Illustration by Josie Moir

Towards the end of the last term, I started thinking about writing something for this column that wasn’t just an extended diary entry. Shockingly. I wanted to embark upon something that would be more of a project, something that I could mould into a series of sorts, something that made a point in a more detailed and broadened way.

I was also thinking more about family history — my Grandad has been working on a family tree that, thanks to a serendipitous combination of his extremely diligent work and the quality of Mauritius’ archives, reaches far back into the 17th century. Whilst these ancestors exist to me now as French and Indian names beneath grainy black and white photos in an Excel spreadsheet, they did of course have rich and individual lives of which we now know very little. And even for the people about whom we have some biographical information, whilst we can flesh them out with birth places and professions, we simply cannot know who they were when it comes to the contents of their thoughts. We know who they married, but not how they felt about their spouse. We know how many children they had, but nothing about those relationships. We have the who, what, and where, but no why and how.

Of course, when future generations delve into their family archives, they will have a lot more to find. Our children’s children’s children might be constructing family trees using profile pictures instead of portrait photos, with a wealth of content through which to understand who their ancestors were. But having access to more information does not necessarily mean having an interest in it — in the same perverse way that the first place you look up on Google Street View is your own house, we are often far more consumed by (and concerned about) our own lives and our own bubbles than the wider world. It may be that lives are simply more captivating when you know the person living them.

Thinking about all of this — about creating something bigger, about looking back, about looking forward — and thinking about the way that what I’ve written for this column so far has been some kind of self-centred investigation into who I am and why, I’ve decided on a project for this term. Over the vac, I interviewed my two grandmothers and my mother, asking them about their upbringings; their families; their careers; their mental health; their children. We talked about childhood and motherhood and personhood.

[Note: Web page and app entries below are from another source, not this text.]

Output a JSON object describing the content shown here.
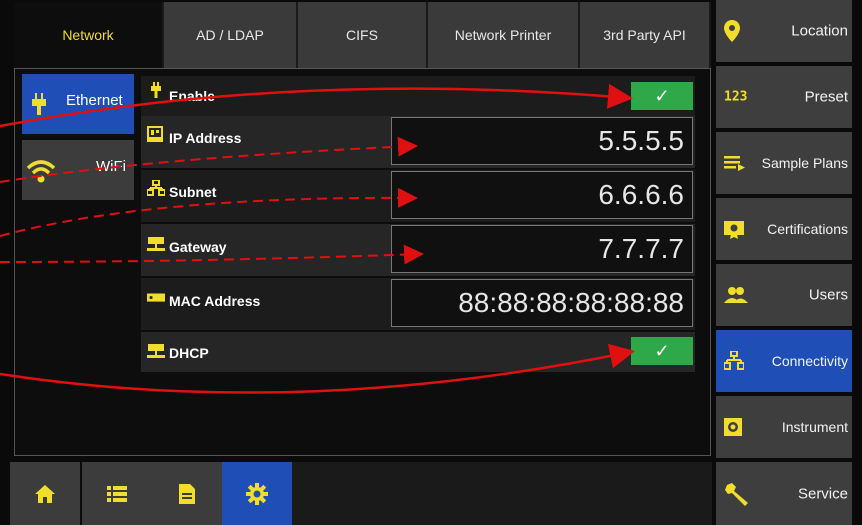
{
  "top_tabs": [
    {
      "label": "Network",
      "active": true
    },
    {
      "label": "AD / LDAP",
      "active": false
    },
    {
      "label": "CIFS",
      "active": false
    },
    {
      "label": "Network Printer",
      "active": false
    },
    {
      "label": "3rd Party API",
      "active": false
    }
  ],
  "left_nav": [
    {
      "label": "Ethernet",
      "icon": "ethernet-plug-icon",
      "active": true
    },
    {
      "label": "WiFi",
      "icon": "wifi-icon",
      "active": false
    }
  ],
  "settings": {
    "enable": {
      "label": "Enable",
      "icon": "plug-icon",
      "checked": true,
      "check_glyph": "✓"
    },
    "ip": {
      "label": "IP Address",
      "icon": "ip-icon",
      "value": "5.5.5.5"
    },
    "subnet": {
      "label": "Subnet",
      "icon": "subnet-icon",
      "value": "6.6.6.6"
    },
    "gateway": {
      "label": "Gateway",
      "icon": "gateway-icon",
      "value": "7.7.7.7"
    },
    "mac": {
      "label": "MAC Address",
      "icon": "mac-icon",
      "value": "88:88:88:88:88:88"
    },
    "dhcp": {
      "label": "DHCP",
      "icon": "dhcp-icon",
      "checked": true,
      "check_glyph": "✓"
    }
  },
  "right_nav": [
    {
      "label": "Location",
      "icon": "location-pin-icon",
      "active": false
    },
    {
      "label": "Preset",
      "icon": "preset-123-icon",
      "icon_text": "123",
      "active": false
    },
    {
      "label": "Sample Plans",
      "icon": "sample-plans-icon",
      "active": false
    },
    {
      "label": "Certifications",
      "icon": "certificate-icon",
      "active": false
    },
    {
      "label": "Users",
      "icon": "users-icon",
      "active": false
    },
    {
      "label": "Connectivity",
      "icon": "network-icon",
      "active": true
    },
    {
      "label": "Instrument",
      "icon": "instrument-gear-icon",
      "active": false
    },
    {
      "label": "Service",
      "icon": "wrench-icon",
      "active": false
    }
  ],
  "bottom_nav": [
    {
      "icon": "home-icon",
      "active": false
    },
    {
      "icon": "list-icon",
      "active": false
    },
    {
      "icon": "document-icon",
      "active": false
    },
    {
      "icon": "settings-gear-icon",
      "active": true
    }
  ],
  "colors": {
    "accent_yellow": "#f2de2a",
    "active_blue": "#1f4fb6",
    "check_green": "#2fa84a",
    "annotation_red": "#e01010"
  }
}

We talked about what we absorb from those around us, and what we pass on. We talked about who we are and why.

I ended up with over 8,000 words of content, which I cannot just give to you. I wish I could because I do genuinely believe that every word of it is worth a huge amount, and that the overall comprehension that you can achieve from these conversations is really quite something. But I can’t. Nonetheless, over the next few weeks, I plan on presenting three  remarkable people: my mother Deborah, and my grandmothers Jill and Christine.

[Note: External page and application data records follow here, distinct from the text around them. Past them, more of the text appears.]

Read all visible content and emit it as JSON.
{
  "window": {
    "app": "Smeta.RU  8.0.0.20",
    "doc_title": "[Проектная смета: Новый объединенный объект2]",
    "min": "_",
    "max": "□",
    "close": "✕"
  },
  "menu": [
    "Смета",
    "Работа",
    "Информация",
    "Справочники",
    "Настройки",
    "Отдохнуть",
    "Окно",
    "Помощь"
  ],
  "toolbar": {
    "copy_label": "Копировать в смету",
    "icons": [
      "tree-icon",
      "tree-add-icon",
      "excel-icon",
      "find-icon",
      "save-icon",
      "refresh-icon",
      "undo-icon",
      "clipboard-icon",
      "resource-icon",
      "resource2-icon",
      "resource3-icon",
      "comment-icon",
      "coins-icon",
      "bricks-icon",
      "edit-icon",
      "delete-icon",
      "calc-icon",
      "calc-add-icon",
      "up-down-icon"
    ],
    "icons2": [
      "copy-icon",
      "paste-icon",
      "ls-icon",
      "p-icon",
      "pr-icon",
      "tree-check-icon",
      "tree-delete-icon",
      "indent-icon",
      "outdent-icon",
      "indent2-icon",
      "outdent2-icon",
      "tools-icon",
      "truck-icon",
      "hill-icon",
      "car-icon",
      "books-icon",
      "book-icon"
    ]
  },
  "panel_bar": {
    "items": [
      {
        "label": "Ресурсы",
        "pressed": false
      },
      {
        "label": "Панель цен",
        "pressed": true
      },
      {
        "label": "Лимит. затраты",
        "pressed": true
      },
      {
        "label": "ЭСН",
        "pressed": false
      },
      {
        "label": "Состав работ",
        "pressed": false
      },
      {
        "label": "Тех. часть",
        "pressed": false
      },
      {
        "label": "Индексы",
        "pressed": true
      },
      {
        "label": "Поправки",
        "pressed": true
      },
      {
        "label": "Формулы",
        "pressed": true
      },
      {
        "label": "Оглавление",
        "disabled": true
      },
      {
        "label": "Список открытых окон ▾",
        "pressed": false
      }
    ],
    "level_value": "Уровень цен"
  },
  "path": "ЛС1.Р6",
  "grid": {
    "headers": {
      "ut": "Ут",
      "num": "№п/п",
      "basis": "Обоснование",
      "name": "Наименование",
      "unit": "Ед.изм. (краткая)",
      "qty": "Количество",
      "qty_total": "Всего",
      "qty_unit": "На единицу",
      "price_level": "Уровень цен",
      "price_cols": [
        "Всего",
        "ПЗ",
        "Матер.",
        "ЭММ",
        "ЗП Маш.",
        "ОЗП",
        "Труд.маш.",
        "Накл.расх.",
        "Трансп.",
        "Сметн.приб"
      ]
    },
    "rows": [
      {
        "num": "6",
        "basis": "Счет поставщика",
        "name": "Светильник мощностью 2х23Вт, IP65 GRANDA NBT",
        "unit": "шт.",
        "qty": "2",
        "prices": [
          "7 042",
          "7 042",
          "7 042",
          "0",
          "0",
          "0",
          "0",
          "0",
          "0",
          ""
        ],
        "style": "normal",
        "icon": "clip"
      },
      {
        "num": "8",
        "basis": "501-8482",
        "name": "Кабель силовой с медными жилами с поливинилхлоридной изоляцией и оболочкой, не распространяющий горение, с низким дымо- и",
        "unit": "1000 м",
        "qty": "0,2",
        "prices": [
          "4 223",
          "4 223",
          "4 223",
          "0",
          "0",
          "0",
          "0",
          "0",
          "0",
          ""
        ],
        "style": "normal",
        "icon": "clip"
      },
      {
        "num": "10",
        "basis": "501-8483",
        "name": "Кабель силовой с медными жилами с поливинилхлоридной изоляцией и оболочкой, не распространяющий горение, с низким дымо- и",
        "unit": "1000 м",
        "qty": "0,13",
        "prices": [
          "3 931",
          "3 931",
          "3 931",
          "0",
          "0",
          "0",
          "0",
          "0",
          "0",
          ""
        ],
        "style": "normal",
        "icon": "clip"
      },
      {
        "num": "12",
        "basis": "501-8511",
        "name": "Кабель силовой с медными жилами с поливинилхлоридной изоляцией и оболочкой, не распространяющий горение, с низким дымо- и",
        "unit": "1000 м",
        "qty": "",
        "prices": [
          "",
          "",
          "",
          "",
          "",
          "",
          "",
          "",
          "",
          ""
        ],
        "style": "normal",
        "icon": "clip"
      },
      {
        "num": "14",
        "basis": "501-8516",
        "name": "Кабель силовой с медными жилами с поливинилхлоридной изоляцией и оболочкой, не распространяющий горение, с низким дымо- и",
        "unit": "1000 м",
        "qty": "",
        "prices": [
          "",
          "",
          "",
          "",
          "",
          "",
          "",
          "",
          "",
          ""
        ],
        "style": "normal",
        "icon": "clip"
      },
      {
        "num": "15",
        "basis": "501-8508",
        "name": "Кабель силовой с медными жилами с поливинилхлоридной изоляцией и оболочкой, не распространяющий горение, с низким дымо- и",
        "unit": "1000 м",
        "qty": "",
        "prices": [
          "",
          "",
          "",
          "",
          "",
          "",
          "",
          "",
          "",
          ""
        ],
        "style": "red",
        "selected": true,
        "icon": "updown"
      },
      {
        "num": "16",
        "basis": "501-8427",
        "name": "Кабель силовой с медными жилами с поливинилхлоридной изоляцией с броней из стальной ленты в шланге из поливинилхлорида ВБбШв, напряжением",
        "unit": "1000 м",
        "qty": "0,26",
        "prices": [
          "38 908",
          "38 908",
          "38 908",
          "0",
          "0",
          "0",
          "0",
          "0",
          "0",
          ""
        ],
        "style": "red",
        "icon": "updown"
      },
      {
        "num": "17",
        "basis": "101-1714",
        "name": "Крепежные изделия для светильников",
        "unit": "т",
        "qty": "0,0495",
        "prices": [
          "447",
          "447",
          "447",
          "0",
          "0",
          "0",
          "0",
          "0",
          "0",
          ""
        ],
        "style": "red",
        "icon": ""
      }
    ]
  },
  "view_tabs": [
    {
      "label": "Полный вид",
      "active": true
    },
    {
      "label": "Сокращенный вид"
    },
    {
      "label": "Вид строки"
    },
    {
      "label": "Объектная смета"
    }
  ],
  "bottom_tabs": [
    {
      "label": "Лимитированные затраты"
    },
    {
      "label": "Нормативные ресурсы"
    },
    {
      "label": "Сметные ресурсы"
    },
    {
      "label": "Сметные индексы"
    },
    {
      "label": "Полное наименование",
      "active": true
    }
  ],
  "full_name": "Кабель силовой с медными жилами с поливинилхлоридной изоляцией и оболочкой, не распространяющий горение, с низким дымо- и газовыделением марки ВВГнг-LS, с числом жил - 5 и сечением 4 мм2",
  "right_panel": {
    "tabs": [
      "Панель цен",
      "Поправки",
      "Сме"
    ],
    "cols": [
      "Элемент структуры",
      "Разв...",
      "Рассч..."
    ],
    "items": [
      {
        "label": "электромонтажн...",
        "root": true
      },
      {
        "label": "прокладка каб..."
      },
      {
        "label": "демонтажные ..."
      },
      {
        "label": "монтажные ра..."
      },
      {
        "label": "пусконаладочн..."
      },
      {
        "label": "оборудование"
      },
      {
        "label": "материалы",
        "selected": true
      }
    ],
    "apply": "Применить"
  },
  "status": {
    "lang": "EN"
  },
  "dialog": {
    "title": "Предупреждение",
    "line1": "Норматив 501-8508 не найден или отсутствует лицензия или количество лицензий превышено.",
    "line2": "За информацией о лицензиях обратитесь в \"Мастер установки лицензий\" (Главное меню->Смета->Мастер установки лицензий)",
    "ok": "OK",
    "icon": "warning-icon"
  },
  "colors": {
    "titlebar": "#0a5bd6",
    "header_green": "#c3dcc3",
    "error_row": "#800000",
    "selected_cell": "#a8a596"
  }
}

I am not trying to construct a universal portrait of womanhood or make any massive general points about this. I don’t think that everything has to be incredibly profound and simultaneously very widely applicable in order to be interesting or useful. Actually, I think that the stories and experiences and thoughts of individuals – marketed as exactly that – are most valuable of all. I do also think, however, that there are larger social comments to be drawn from studying generations — studying patterns and cycles, what changes and what doesn’t.

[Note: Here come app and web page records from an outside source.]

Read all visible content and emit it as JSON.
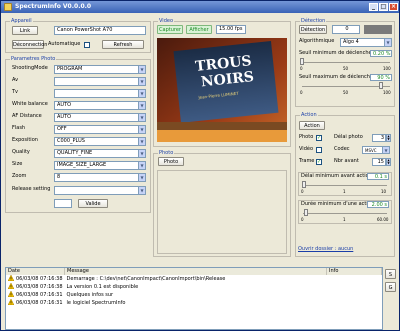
{
  "window": {
    "title": "SpectrumInfo V0.0.0.0"
  },
  "appareil": {
    "group_label": "Appareil",
    "link_button": "Link",
    "camera_name": "Canon PowerShot A70",
    "disconnect_button": "Déconnection",
    "auto_label": "Automatique",
    "refresh_button": "Refresh"
  },
  "params": {
    "group_label": "Parametres Photo",
    "rows": [
      {
        "label": "ShootingMode",
        "value": "PROGRAM"
      },
      {
        "label": "Av",
        "value": ""
      },
      {
        "label": "Tv",
        "value": ""
      },
      {
        "label": "White balance",
        "value": "AUTO"
      },
      {
        "label": "AF Distance",
        "value": "AUTO"
      },
      {
        "label": "Flash",
        "value": "OFF"
      },
      {
        "label": "Exposition",
        "value": "C000_PLUS"
      },
      {
        "label": "Quality",
        "value": "QUALITY_FINE"
      },
      {
        "label": "Size",
        "value": "IMAGE_SIZE_LARGE"
      },
      {
        "label": "Zoom",
        "value": "8"
      }
    ],
    "release_label": "Release setting",
    "validate_button": "Valide"
  },
  "video": {
    "group_label": "Video",
    "capture_button": "Capturer",
    "show_button": "Afficher",
    "fps": "15.00 fps",
    "image_text_line1": "TROUS",
    "image_text_line2": "NOIRS",
    "image_caption": "Jean-Pierre LUMINET"
  },
  "photo": {
    "group_label": "Photo",
    "photo_button": "Photo"
  },
  "detection": {
    "group_label": "Détection",
    "detect_button": "Détection",
    "count": "0",
    "algo_label": "Algorithmique",
    "algo_value": "Algo 4",
    "seuil_min_label": "Seuil minimum de déclenchement",
    "seuil_min_value": "0.20 %",
    "seuil_min_ticks": [
      "0",
      "50",
      "100"
    ],
    "seuil_max_label": "Seuil maximum de déclenchement",
    "seuil_max_value": "90 %",
    "seuil_max_ticks": [
      "0",
      "50",
      "100"
    ],
    "seuil_min_level": 0.2,
    "seuil_max_level": 90
  },
  "action": {
    "group_label": "Action",
    "action_button": "Action",
    "photo_label": "Photo",
    "video_label": "Vidéo",
    "trame_label": "Trame",
    "delai_photo_label": "Délai photo",
    "delai_photo_value": "3",
    "codec_label": "Codec",
    "codec_value": "MSVC",
    "nbr_avant_label": "Nbr avant",
    "nbr_avant_value": "15",
    "delai_min_label": "Délai minimum avant action",
    "delai_min_value": "0.1 s",
    "delai_min_ticks": [
      "0",
      "1",
      "10"
    ],
    "delai_min_level": 0.1,
    "duree_min_label": "Durée minimum d'une action",
    "duree_min_value": "2.00 s",
    "duree_min_ticks": [
      "0",
      "1",
      "60.00"
    ],
    "duree_min_level": 2.0,
    "folder_link": "Ouvrir dossier : aucun"
  },
  "log": {
    "columns": [
      "Date",
      "Message",
      "Info"
    ],
    "rows": [
      {
        "date": "06/03/08 07:16:38",
        "message": "Demarrage : C:\\dev\\net\\CanonImpact\\CanonImport\\bin\\Release",
        "info": ""
      },
      {
        "date": "06/03/08 07:16:38",
        "message": "La version 0.1 est disponible",
        "info": ""
      },
      {
        "date": "06/03/08 07:16:31",
        "message": "Quelques infos sur",
        "info": ""
      },
      {
        "date": "06/03/08 07:16:31",
        "message": "le logiciel SpectrumInfo",
        "info": ""
      }
    ],
    "side_buttons": [
      "S",
      "G"
    ]
  }
}
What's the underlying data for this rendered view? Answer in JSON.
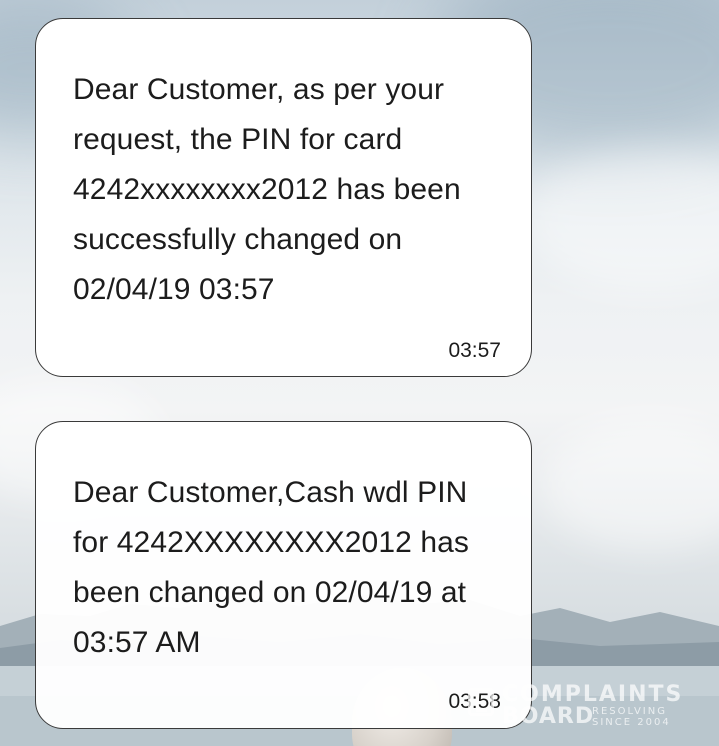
{
  "messages": [
    {
      "text": "Dear Customer, as per your\nrequest, the PIN for card\n4242xxxxxxxx2012 has been\nsuccessfully changed on\n02/04/19 03:57",
      "time": "03:57"
    },
    {
      "text": "Dear Customer,Cash wdl PIN\nfor 4242XXXXXXXX2012 has\nbeen changed on 02/04/19 at\n03:57 AM",
      "time": "03:58"
    }
  ],
  "watermark": {
    "line1": "COMPLAINTS",
    "line2": "BOARD",
    "line3a": "RESOLVING",
    "line3b": "SINCE 2004"
  },
  "colors": {
    "bubble_bg": "#ffffff",
    "bubble_border": "#3a3a3a",
    "text": "#1c1c1c"
  }
}
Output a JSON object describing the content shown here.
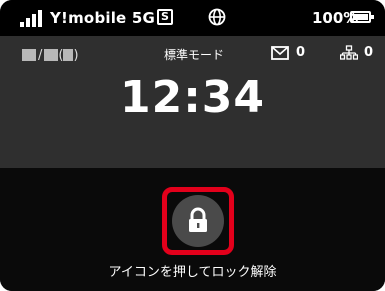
{
  "status_bar": {
    "carrier": "Y!mobile 5G",
    "sim_label": "S",
    "battery": "100%",
    "signal_icon": "signal-bars-icon",
    "globe_icon": "globe-icon",
    "battery_icon": "battery-icon"
  },
  "info_bar": {
    "date_separator": "/",
    "date_paren_open": "(",
    "date_paren_close": ")",
    "mode": "標準モード",
    "mail_count": "0",
    "network_count": "0",
    "mail_icon": "mail-icon",
    "network_icon": "network-devices-icon"
  },
  "clock": {
    "time": "12:34"
  },
  "lock": {
    "icon": "lock-icon",
    "hint": "アイコンを押してロック解除"
  },
  "colors": {
    "highlight": "#e3001b",
    "panel": "#2f2f2f",
    "background": "#0a0a0a"
  }
}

When I turned 19 over the vac, I made myself a birthday resolution: to get better at listening to myself. Whilst it may seem as though that would be an intrinsically self-contained process, possibly the most effective thing in helping me move towards this resolution was listening to the women who have shaped me and feeling the power that is knowing that I am part of them and they are part of me. As well as existing as our own people, we exist as, through and in each other. I like so much more of myself when I can see where it has come from.

It feels like a natural progression to move from self-analysis and writing about aspects of my identity to exploring similar ideas as applied to the people around me, who so kindly have let me pick their brains and write them down. I’m excited to see what this amounts to, and to be able to share some of what makes me love the people I love. I hope you will enjoy reading this series as much as I have enjoyed constructing it.